It was the first day of trading in Saudi Arabia after a week-long holiday for the end of the Muslim fasting month of Ramadan.
The Saudi Tadawul All-Shares Index (TASI) finished down 9.81 percent at 6,726.60 points, its lowest level in more than a year. It was the biggest single-day loss in several years.
TASI had already ended the third quarter the previous Monday, before the holidays, at 7,458.50 points, down 20.2 percent in the third quarter. The market is now 39 percent down on the year.
It was one of the worst days in the history of Saudi shares. All the 124 stocks that traded dropped by close to 10 percent, the maximum allowed under Saudi law.
Saudi stocks were sent into freefall not only by the continuing uncertainty in global financial markets, but also by modest nine-month profits reported by a number of leading banks.

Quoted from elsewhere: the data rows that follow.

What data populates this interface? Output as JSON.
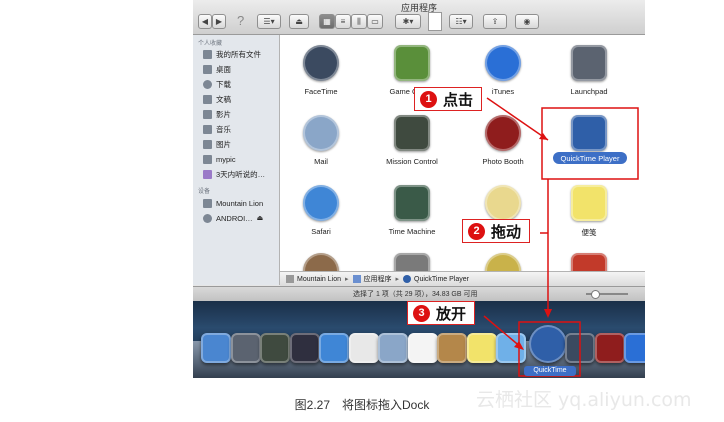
{
  "window": {
    "title": "应用程序"
  },
  "toolbar": {
    "back": "◀",
    "forward": "▶",
    "help": "?",
    "eject": "⏏",
    "settings": "✱▾",
    "share": "⇪",
    "view": "◉"
  },
  "sidebar": {
    "favorites_header": "个人收藏",
    "favorites": [
      {
        "label": "我的所有文件",
        "icon": "all-files-icon"
      },
      {
        "label": "桌面",
        "icon": "desktop-icon"
      },
      {
        "label": "下载",
        "icon": "downloads-icon"
      },
      {
        "label": "文稿",
        "icon": "documents-icon"
      },
      {
        "label": "影片",
        "icon": "movies-icon"
      },
      {
        "label": "音乐",
        "icon": "music-icon"
      },
      {
        "label": "图片",
        "icon": "pictures-icon"
      },
      {
        "label": "mypic",
        "icon": "folder-icon"
      },
      {
        "label": "3天内听说的…",
        "icon": "smart-folder-icon"
      }
    ],
    "devices_header": "设备",
    "devices": [
      {
        "label": "Mountain Lion",
        "icon": "hard-drive-icon"
      },
      {
        "label": "ANDROI…",
        "icon": "disk-icon",
        "eject": "⏏"
      }
    ]
  },
  "apps": [
    {
      "label": "FaceTime",
      "icon": "facetime-icon",
      "color": "#3b4a60"
    },
    {
      "label": "Game Center",
      "icon": "game-center-icon",
      "color": "#5a8f3a"
    },
    {
      "label": "iTunes",
      "icon": "itunes-icon",
      "color": "#2a6fd6"
    },
    {
      "label": "Launchpad",
      "icon": "launchpad-icon",
      "color": "#5b6370"
    },
    {
      "label": "Mail",
      "icon": "mail-icon",
      "color": "#8aa6c8"
    },
    {
      "label": "Mission Control",
      "icon": "mission-control-icon",
      "color": "#3f4a3f"
    },
    {
      "label": "Photo Booth",
      "icon": "photo-booth-icon",
      "color": "#8f1d1d"
    },
    {
      "label": "QuickTime Player",
      "icon": "quicktime-icon",
      "color": "#2f5fa8"
    },
    {
      "label": "Safari",
      "icon": "safari-icon",
      "color": "#3f86d6"
    },
    {
      "label": "Time Machine",
      "icon": "time-machine-icon",
      "color": "#3a5a48"
    },
    {
      "label": "",
      "icon": "textedit-icon",
      "color": "#e9d88e"
    },
    {
      "label": "便笺",
      "icon": "stickies-icon",
      "color": "#f2e36a"
    },
    {
      "label": "",
      "icon": "book-icon",
      "color": "#8c6a4a"
    },
    {
      "label": "",
      "icon": "system-icon",
      "color": "#7a7a7a"
    },
    {
      "label": "",
      "icon": "coin-icon",
      "color": "#c9b24a"
    },
    {
      "label": "",
      "icon": "calendar-icon",
      "color": "#c23a2a"
    }
  ],
  "pathbar": {
    "items": [
      "Mountain Lion",
      "应用程序",
      "QuickTime Player"
    ],
    "sep": "▸"
  },
  "statusbar": {
    "text": "选择了 1 项（共 29 项），34.83 GB 可用"
  },
  "dock": {
    "items": [
      {
        "icon": "finder-icon",
        "color": "#4a86d0"
      },
      {
        "icon": "launchpad-dock-icon",
        "color": "#5b6370"
      },
      {
        "icon": "mission-control-dock-icon",
        "color": "#3f4a3f"
      },
      {
        "icon": "dashboard-icon",
        "color": "#2f2f3f"
      },
      {
        "icon": "safari-dock-icon",
        "color": "#3f86d6"
      },
      {
        "icon": "calendar-dock-icon",
        "color": "#e8e8e8"
      },
      {
        "icon": "mail-dock-icon",
        "color": "#8aa6c8"
      },
      {
        "icon": "reminders-icon",
        "color": "#f4f4f4"
      },
      {
        "icon": "contacts-icon",
        "color": "#b4874a"
      },
      {
        "icon": "notes-icon",
        "color": "#f2e36a"
      },
      {
        "icon": "messages-icon",
        "color": "#6fb0e8"
      },
      {
        "icon": "quicktime-dock-icon",
        "color": "#2f5fa8"
      },
      {
        "icon": "facetime-dock-icon",
        "color": "#3b4a60"
      },
      {
        "icon": "photo-booth-dock-icon",
        "color": "#8f1d1d"
      },
      {
        "icon": "itunes-dock-icon",
        "color": "#2a6fd6"
      }
    ],
    "drag_label": "QuickTime"
  },
  "callouts": [
    {
      "num": "1",
      "text": "点击"
    },
    {
      "num": "2",
      "text": "拖动"
    },
    {
      "num": "3",
      "text": "放开"
    }
  ],
  "caption": "图2.27　将图标拖入Dock",
  "watermark": "云栖社区 yq.aliyun.com",
  "colors": {
    "callout_red": "#d11111",
    "selection_blue": "#3d6fc6"
  }
}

The two factors combined to pull the market down, Saudi economist Ali al-Dakkak said.
“It’s a panic from what’s happening in the global market. Investors here are simply expecting the worst in the US and European markets and are anticipating a severe impact in Saudi Arabia and the region,” Dakkak told AFP.
“The fall was helped by the less-than-expected profits announced by some listed companies, especially banks. This could be an indication for other firms,” said Dakkak, head of Al-Dakkak Economic Studies House.
Al-Rajhi Banking Corp, the largest bank on the Saudi stock market, reported only a five percent rise in profits for the first three quarters, while SAMBA group said its profits dropped 6.3 percent.
All 15 sectors in the Saudi market fell, topped by the media sector.
The petrochemicals sector, which includes the giant market leader SABIC, shed 9.92 percent. SABIC itself lost almost 10 percent.
Markets in other Arab states in the Gulf also fell again after incurring heavy losses on Sunday, their first day back after the Muslim holiday.
Kuwait Stock Exchange, the second largest in the Arab world, shed 3.45 percent to finish on 11,951.70 points, closing below the 12,000-point mark for the first time in more than 15 months.
It has fallen 6.9 percent in the past two days.
A number of Kuwaiti MPs called on the government to intervene immediately to stop the slide. Kuwait has injected fresh funds over the past fortnight without managing to boost the market.
Kuwaits cabinet summoned the finance and trade ministers to its weekly meeting on Monday to discuss the bourse. The talks were attended by representatives of the bourse, central bank and Kuwait’s sovereign wealth fund.
A cabinet statement quoted the central bank as pledging to pump liquidity into the domestic banking system “whenever needed.”
The same pledge was made two weeks ago, but press reports said the central bank has so far pumped only limited amounts of cash into the banking system.
Dubai Financial Market on Monday dropped 7.6 percent to 3,551.79 points, its lowest level in more than 18 months. The market has lost around 14 percent in the past two days.
Dakkak said that fears about the key property sector had accentuated the falls on the Dubai and Abu Dhabi bourses.
Property giant Emaar — the Dubai market leader — dropped 10.74 percent. It has lost more than 10 percent on each of the past two days.
The property sector in Dubai shed 11.1 percent, while the telecom and utilities sectors each dropped 12 percent.
The second bourse in the United Arab Emirates, the Abu Dhabi Securities Exchange, closed on 3,558.18 points, down 5.6 percent. It has shed a total of 10 percent over the past two days.
Doha Securities Market closed down 4.43 percent on 8,280.89 points, shedding 11.1 percent over two days. Muscat Securities Market dipped 6.7 percent to close on 7,702.85 points, down 9.3 percent in two days.